The spectacles we persist in dignifying as presidential “debates” — two-minute regurgitations of rehearsed responses — often subtract from the nation’s understanding. But beginning Wednesday, these less-than-Lincoln-Douglas episodes might be edifying if the candidates could be inveigled into plowing fresh ground.
Concerning the judiciary
Although the average age of the Supreme Court justices (66) is less than that of the Rolling Stones (68), three justices will be in their 80s before the next presidential term ends, so the next president probably can solidify today’s conservative majority or create a liberal majority.
For Mitt Romney: Many conservatives advocate “judicial restraint.” They denounce “judicial activism” and define it as not properly deferring to decisions by government’s majoritarian branches. Other conservatives praise “judicial engagement” and define it as actively defending liberty against overbearing majorities. Do you favor “restraint” or “engagement”? Do you reject the Kelo decision, in which the Supreme Court deferred to governments’ desire to seize private property and give it to wealthier private interests who would pay higher taxes?
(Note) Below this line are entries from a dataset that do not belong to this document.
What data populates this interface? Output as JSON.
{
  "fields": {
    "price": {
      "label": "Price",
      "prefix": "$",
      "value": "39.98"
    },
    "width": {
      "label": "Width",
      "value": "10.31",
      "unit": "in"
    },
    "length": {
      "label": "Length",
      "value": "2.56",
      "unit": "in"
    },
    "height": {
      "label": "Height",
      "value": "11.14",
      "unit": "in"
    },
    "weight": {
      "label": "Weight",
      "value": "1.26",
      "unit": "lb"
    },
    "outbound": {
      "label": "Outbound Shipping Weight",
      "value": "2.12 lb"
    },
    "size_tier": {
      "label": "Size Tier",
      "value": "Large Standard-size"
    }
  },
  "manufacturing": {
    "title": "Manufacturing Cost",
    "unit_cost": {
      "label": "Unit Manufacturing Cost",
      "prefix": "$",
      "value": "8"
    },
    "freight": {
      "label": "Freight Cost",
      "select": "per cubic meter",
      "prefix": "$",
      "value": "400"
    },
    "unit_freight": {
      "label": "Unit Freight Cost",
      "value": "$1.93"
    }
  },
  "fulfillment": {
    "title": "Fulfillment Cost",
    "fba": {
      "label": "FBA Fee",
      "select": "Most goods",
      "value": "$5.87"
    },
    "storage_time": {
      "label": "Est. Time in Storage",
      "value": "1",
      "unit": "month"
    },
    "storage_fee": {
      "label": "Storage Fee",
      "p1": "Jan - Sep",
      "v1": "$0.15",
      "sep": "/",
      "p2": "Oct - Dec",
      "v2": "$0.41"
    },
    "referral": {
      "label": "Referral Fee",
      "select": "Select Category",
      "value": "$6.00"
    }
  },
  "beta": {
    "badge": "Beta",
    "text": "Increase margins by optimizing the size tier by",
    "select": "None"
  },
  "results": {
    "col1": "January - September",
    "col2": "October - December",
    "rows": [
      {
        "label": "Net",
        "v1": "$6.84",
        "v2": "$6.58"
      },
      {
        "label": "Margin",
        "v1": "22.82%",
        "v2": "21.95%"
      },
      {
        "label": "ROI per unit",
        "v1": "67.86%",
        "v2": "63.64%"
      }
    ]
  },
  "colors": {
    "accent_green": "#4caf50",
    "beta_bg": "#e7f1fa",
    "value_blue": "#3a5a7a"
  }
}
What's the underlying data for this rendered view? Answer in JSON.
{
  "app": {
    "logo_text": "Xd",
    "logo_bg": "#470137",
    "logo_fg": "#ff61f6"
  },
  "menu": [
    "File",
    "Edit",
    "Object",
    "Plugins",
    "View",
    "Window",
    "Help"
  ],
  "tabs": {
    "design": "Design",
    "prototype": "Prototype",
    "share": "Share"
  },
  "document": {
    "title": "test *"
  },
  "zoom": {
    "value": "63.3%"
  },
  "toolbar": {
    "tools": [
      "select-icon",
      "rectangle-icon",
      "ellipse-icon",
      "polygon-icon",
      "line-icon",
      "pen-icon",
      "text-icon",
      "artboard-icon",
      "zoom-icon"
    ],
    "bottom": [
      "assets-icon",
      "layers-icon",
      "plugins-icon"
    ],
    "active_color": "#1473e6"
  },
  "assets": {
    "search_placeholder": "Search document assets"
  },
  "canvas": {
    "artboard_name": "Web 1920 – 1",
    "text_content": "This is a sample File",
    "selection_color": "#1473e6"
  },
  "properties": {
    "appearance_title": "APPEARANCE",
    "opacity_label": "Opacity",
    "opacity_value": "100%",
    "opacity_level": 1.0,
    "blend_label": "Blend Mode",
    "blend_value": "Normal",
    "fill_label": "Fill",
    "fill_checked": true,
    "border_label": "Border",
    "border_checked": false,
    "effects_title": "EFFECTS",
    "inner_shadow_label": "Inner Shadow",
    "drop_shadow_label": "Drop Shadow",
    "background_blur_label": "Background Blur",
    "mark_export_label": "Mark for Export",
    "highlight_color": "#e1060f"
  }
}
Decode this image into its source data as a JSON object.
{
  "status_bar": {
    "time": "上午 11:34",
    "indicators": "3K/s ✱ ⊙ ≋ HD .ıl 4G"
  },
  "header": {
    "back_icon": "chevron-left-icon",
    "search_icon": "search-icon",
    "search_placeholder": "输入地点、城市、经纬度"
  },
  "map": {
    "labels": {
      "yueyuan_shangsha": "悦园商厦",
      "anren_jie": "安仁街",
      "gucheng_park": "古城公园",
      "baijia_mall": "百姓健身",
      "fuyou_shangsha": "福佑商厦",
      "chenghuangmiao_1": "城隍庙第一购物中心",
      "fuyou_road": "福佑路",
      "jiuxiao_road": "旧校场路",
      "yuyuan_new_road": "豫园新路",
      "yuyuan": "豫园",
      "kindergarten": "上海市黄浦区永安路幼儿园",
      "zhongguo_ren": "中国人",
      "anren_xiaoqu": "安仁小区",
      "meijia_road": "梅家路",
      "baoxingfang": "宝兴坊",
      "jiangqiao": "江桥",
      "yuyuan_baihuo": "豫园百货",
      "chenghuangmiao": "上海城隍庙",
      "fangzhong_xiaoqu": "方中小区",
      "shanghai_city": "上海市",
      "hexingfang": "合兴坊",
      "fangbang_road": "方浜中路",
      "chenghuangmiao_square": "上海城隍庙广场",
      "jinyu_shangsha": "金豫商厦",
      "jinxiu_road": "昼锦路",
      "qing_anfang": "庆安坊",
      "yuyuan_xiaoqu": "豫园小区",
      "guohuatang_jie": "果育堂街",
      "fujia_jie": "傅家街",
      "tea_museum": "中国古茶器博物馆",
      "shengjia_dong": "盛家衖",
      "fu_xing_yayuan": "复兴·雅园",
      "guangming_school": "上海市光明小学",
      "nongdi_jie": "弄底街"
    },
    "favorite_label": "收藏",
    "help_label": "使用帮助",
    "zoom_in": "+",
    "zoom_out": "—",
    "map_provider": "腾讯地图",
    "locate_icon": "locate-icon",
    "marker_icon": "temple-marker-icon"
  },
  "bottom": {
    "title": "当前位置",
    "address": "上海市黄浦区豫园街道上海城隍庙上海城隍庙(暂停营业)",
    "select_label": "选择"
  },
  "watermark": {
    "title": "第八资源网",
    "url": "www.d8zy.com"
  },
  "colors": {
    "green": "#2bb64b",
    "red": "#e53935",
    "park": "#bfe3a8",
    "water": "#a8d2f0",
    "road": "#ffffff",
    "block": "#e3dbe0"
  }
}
For Barack Obama: You deplore the court’s Citizens United decision. What is your constitutional basis for rejecting the decision’s principle that Americans do not forfeit their First Amendment rights when they come together in corporate entities (mostly nonprofit advocacy corporations such as the Sierra Club) to speak collectively? You say you would “seriously consider” amending the First Amendment to empower Congress to regulate political speech. Explain why you would choose to make the Bill of Rights less protective.